This blog is for my Professional Practice 2 module, in which I will be reviewing and analysing the social media accounts/blogs of various artists and galleries.
This weeks blog will look at the website of Gerhard Richter. Richter is one of the main artists who I have been looking at for my degree and so I though it would be fitting to look at his website to get an idea of how he publicises himself.
Above is an image of the main home screen of Richter’s website. When viewed on a laptop or desktop, the website can look a bit ‘clunky’ and not overly attractive. It’s design is very simple and there is a noticeable lack of colour on the website. Then again, Richter’s work in general sticks to the same colour palette so in a way it compliments it quite nicely.
All of Richter’s artworks are split into categories mainly on theme or subject matter (e.g. ‘Death’ or ‘Families’). This does make it easier to find artworks instead of having to scroll through pages and pages of artworks to find the one you want. However this does mean that you have to know which category the painting will fall under – which, if you’re new to Richter’s work, might become slightly daunting and confusing.
However, the website does have a search feature which makes things a lot easier so long as you know the title of the piece you’re looking for!
Once you’ve found the work you’re looking for, the information on the page is relatively good. It has the title and date and media used which is incredibly useful for referencing! It would perhaps be nice to have a bit more text to give information and context for the artworks, but, nonetheless, the image quality is very good and clear and you can see the work very easily with minimal distractions.
Viewed on a phone, the website is a bit more attractive. There’s a lot less ‘blank space’ and the font is nicer (in my opinion!), but the only downside is that the home screen (the first image in this blog) looks quite clumped together and you end up having to scroll for ages to get down to the category you’re looking for.
Overall it’s quite a good website and easy to navigate. I haven’t looked too closely into any of his social media as of yet as I just wanted to focus on the website, but I may look at social media in a future blog.
For my first post I will be looking at the website of artist Graham Crowley.
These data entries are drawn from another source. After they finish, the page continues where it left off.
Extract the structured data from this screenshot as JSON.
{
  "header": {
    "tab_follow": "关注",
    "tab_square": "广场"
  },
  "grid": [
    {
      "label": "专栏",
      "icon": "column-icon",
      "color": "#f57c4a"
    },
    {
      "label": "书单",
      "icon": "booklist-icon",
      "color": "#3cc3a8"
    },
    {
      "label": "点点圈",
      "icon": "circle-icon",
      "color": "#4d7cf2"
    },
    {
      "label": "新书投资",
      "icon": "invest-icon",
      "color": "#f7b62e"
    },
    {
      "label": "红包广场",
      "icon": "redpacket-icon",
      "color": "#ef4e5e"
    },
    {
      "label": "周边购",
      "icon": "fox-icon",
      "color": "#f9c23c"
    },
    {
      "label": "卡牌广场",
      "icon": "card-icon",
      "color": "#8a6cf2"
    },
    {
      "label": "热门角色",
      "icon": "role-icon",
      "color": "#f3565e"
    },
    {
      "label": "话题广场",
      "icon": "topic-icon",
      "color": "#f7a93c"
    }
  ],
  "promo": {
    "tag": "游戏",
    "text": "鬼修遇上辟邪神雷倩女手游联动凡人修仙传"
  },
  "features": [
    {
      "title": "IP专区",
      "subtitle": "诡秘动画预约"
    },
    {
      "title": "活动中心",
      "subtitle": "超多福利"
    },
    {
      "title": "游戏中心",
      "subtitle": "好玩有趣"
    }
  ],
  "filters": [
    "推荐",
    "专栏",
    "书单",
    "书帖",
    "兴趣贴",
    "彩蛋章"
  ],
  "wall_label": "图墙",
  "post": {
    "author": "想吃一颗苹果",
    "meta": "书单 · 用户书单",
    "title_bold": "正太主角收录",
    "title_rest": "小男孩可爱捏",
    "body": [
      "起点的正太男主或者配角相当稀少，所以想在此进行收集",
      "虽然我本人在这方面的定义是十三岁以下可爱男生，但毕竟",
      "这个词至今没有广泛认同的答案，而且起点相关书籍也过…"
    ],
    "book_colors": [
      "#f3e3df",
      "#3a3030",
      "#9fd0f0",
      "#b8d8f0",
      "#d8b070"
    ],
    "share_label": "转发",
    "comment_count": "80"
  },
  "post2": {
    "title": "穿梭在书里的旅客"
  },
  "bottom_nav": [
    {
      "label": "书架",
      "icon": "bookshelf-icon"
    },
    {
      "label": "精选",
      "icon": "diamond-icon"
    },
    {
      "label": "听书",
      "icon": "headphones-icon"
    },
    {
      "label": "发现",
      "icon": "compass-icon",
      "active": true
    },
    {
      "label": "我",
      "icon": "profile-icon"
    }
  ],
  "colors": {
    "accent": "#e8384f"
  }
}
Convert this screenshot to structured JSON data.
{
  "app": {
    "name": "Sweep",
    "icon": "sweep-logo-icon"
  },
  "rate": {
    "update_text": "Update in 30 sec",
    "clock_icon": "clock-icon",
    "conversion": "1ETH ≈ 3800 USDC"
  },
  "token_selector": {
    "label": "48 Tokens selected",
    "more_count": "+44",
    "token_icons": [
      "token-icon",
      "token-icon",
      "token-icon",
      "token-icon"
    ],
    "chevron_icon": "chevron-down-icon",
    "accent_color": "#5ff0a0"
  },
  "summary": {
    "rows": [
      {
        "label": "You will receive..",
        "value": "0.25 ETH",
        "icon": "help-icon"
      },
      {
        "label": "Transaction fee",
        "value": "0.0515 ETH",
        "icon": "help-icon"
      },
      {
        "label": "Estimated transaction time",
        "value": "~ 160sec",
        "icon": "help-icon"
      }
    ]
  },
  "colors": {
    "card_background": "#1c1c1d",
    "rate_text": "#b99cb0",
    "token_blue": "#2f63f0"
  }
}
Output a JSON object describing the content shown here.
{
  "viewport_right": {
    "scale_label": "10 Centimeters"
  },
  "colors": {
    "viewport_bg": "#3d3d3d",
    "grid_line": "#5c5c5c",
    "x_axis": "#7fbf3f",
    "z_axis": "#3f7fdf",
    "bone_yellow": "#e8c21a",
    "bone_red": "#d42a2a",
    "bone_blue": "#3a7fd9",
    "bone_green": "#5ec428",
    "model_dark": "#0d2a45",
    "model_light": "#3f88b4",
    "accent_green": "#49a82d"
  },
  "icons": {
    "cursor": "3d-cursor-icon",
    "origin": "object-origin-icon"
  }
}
We had an Artists Talk with him this week in which we saw his work first hand, and so it was good to also look at his online presence as well.
(Above) The opening page to Crowley’s website. Very intuitive to use, nice design to it.
(Above) The page on Crowley’s website dedicated to his paintings. Again, very easy to navigate and not confusing. Very little text which means a) the artwork speaks for itself, and b) the viewer doesn’t get exhausted by having to read pages and pages of text.
However, on the flip side of this, it may have been nice to have a bit more text to allow us to understand a bit more about his work and his practice in general.
(Above) A page dedicated to books of Crowley’s. This does slightly make up for the lack of text on his paintings page, as he directs you to the place where you can read his thoughts on his work and art/society.
(Above) Graham Crowley’s Chronology. Very useful in helping the viewer to understand Crowley’s background as an artist.